Leave every entry as it is and write the data out in full.

== Segment start ==

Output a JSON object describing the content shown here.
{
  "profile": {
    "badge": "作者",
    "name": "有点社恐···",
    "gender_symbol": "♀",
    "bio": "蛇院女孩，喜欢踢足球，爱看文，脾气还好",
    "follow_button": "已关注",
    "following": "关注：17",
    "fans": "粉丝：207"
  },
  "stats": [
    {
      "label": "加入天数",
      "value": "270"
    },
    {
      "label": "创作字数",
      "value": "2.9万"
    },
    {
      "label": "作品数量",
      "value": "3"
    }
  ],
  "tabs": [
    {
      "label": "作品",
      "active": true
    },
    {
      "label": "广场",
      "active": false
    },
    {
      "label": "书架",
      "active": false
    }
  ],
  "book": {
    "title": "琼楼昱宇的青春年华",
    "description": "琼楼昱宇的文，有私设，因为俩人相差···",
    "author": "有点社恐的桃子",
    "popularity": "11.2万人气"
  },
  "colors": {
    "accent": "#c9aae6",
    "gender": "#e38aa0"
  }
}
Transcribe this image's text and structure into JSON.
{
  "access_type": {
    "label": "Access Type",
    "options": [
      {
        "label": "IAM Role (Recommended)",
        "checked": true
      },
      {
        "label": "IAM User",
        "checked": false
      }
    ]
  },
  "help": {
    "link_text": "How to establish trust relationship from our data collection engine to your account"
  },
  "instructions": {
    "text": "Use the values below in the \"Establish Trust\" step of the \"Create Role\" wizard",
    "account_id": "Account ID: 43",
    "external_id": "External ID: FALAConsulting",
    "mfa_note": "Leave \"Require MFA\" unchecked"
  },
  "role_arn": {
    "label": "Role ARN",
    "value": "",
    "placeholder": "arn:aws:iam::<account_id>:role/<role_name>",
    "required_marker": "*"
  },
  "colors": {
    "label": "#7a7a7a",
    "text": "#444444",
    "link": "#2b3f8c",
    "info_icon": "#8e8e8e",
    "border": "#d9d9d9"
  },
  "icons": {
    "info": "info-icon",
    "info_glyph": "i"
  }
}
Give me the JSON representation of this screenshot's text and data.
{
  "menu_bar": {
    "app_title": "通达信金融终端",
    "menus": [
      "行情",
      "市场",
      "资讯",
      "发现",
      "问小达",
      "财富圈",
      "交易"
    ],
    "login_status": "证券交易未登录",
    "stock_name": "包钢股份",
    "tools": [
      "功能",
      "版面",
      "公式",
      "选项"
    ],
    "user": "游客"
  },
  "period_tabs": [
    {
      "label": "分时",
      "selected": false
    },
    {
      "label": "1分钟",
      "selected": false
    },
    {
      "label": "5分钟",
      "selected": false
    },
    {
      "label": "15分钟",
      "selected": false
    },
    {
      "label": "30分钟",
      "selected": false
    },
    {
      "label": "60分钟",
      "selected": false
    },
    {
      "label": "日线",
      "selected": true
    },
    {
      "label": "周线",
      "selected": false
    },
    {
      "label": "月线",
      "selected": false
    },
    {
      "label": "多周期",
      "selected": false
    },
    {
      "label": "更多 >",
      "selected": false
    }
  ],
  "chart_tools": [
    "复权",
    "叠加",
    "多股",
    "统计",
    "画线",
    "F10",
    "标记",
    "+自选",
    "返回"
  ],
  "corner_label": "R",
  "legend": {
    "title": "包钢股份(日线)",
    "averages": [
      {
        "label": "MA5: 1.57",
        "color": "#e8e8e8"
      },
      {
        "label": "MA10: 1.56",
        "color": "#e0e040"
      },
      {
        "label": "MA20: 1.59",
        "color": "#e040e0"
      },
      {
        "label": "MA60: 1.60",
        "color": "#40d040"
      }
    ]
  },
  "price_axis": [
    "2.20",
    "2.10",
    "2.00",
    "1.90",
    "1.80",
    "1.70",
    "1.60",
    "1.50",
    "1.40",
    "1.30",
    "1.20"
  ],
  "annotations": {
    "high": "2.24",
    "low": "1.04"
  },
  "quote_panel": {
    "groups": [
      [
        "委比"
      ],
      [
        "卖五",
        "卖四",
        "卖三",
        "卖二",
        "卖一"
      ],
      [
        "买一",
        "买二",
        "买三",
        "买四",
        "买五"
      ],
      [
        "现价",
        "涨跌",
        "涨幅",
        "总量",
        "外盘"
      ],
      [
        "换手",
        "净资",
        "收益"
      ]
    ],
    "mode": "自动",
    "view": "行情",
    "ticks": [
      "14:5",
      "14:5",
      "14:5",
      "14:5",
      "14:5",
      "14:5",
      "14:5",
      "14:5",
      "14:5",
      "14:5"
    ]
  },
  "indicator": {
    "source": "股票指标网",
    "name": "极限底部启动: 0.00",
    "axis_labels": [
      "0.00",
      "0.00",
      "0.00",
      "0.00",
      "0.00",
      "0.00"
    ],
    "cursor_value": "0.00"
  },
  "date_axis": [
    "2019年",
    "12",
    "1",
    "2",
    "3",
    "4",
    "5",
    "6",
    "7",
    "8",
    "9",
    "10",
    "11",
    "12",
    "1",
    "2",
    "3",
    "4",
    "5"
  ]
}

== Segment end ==

* Answer space
Output a JSON object describing the content shown here.
{
  "profile": {
    "badge": "作者",
    "name": "有点社恐···",
    "gender_symbol": "♀",
    "bio": "蛇院女孩，喜欢踢足球，爱看文，脾气还好",
    "follow_button": "已关注",
    "following": "关注：17",
    "fans": "粉丝：207"
  },
  "stats": [
    {
      "label": "加入天数",
      "value": "270"
    },
    {
      "label": "创作字数",
      "value": "2.9万"
    },
    {
      "label": "作品数量",
      "value": "3"
    }
  ],
  "tabs": [
    {
      "label": "作品",
      "active": true
    },
    {
      "label": "广场",
      "active": false
    },
    {
      "label": "书架",
      "active": false
    }
  ],
  "book": {
    "title": "琼楼昱宇的青春年华",
    "description": "琼楼昱宇的文，有私设，因为俩人相差···",
    "author": "有点社恐的桃子",
    "popularity": "11.2万人气"
  },
  "colors": {
    "accent": "#c9aae6",
    "gender": "#e38aa0"
  }
}
Transcribe this image's text and structure into JSON.
{
  "access_type": {
    "label": "Access Type",
    "options": [
      {
        "label": "IAM Role (Recommended)",
        "checked": true
      },
      {
        "label": "IAM User",
        "checked": false
      }
    ]
  },
  "help": {
    "link_text": "How to establish trust relationship from our data collection engine to your account"
  },
  "instructions": {
    "text": "Use the values below in the \"Establish Trust\" step of the \"Create Role\" wizard",
    "account_id": "Account ID: 43",
    "external_id": "External ID: FALAConsulting",
    "mfa_note": "Leave \"Require MFA\" unchecked"
  },
  "role_arn": {
    "label": "Role ARN",
    "value": "",
    "placeholder": "arn:aws:iam::<account_id>:role/<role_name>",
    "required_marker": "*"
  },
  "colors": {
    "label": "#7a7a7a",
    "text": "#444444",
    "link": "#2b3f8c",
    "info_icon": "#8e8e8e",
    "border": "#d9d9d9"
  },
  "icons": {
    "info": "info-icon",
    "info_glyph": "i"
  }
}
Give me the JSON representation of this screenshot's text and data.
{
  "menu_bar": {
    "app_title": "通达信金融终端",
    "menus": [
      "行情",
      "市场",
      "资讯",
      "发现",
      "问小达",
      "财富圈",
      "交易"
    ],
    "login_status": "证券交易未登录",
    "stock_name": "包钢股份",
    "tools": [
      "功能",
      "版面",
      "公式",
      "选项"
    ],
    "user": "游客"
  },
  "period_tabs": [
    {
      "label": "分时",
      "selected": false
    },
    {
      "label": "1分钟",
      "selected": false
    },
    {
      "label": "5分钟",
      "selected": false
    },
    {
      "label": "15分钟",
      "selected": false
    },
    {
      "label": "30分钟",
      "selected": false
    },
    {
      "label": "60分钟",
      "selected": false
    },
    {
      "label": "日线",
      "selected": true
    },
    {
      "label": "周线",
      "selected": false
    },
    {
      "label": "月线",
      "selected": false
    },
    {
      "label": "多周期",
      "selected": false
    },
    {
      "label": "更多 >",
      "selected": false
    }
  ],
  "chart_tools": [
    "复权",
    "叠加",
    "多股",
    "统计",
    "画线",
    "F10",
    "标记",
    "+自选",
    "返回"
  ],
  "corner_label": "R",
  "legend": {
    "title": "包钢股份(日线)",
    "averages": [
      {
        "label": "MA5: 1.57",
        "color": "#e8e8e8"
      },
      {
        "label": "MA10: 1.56",
        "color": "#e0e040"
      },
      {
        "label": "MA20: 1.59",
        "color": "#e040e0"
      },
      {
        "label": "MA60: 1.60",
        "color": "#40d040"
      }
    ]
  },
  "price_axis": [
    "2.20",
    "2.10",
    "2.00",
    "1.90",
    "1.80",
    "1.70",
    "1.60",
    "1.50",
    "1.40",
    "1.30",
    "1.20"
  ],
  "annotations": {
    "high": "2.24",
    "low": "1.04"
  },
  "quote_panel": {
    "groups": [
      [
        "委比"
      ],
      [
        "卖五",
        "卖四",
        "卖三",
        "卖二",
        "卖一"
      ],
      [
        "买一",
        "买二",
        "买三",
        "买四",
        "买五"
      ],
      [
        "现价",
        "涨跌",
        "涨幅",
        "总量",
        "外盘"
      ],
      [
        "换手",
        "净资",
        "收益"
      ]
    ],
    "mode": "自动",
    "view": "行情",
    "ticks": [
      "14:5",
      "14:5",
      "14:5",
      "14:5",
      "14:5",
      "14:5",
      "14:5",
      "14:5",
      "14:5",
      "14:5"
    ]
  },
  "indicator": {
    "source": "股票指标网",
    "name": "极限底部启动: 0.00",
    "axis_labels": [
      "0.00",
      "0.00",
      "0.00",
      "0.00",
      "0.00",
      "0.00"
    ],
    "cursor_value": "0.00"
  },
  "date_axis": [
    "2019年",
    "12",
    "1",
    "2",
    "3",
    "4",
    "5",
    "6",
    "7",
    "8",
    "9",
    "10",
    "11",
    "12",
    "1",
    "2",
    "3",
    "4",
    "5"
  ]
}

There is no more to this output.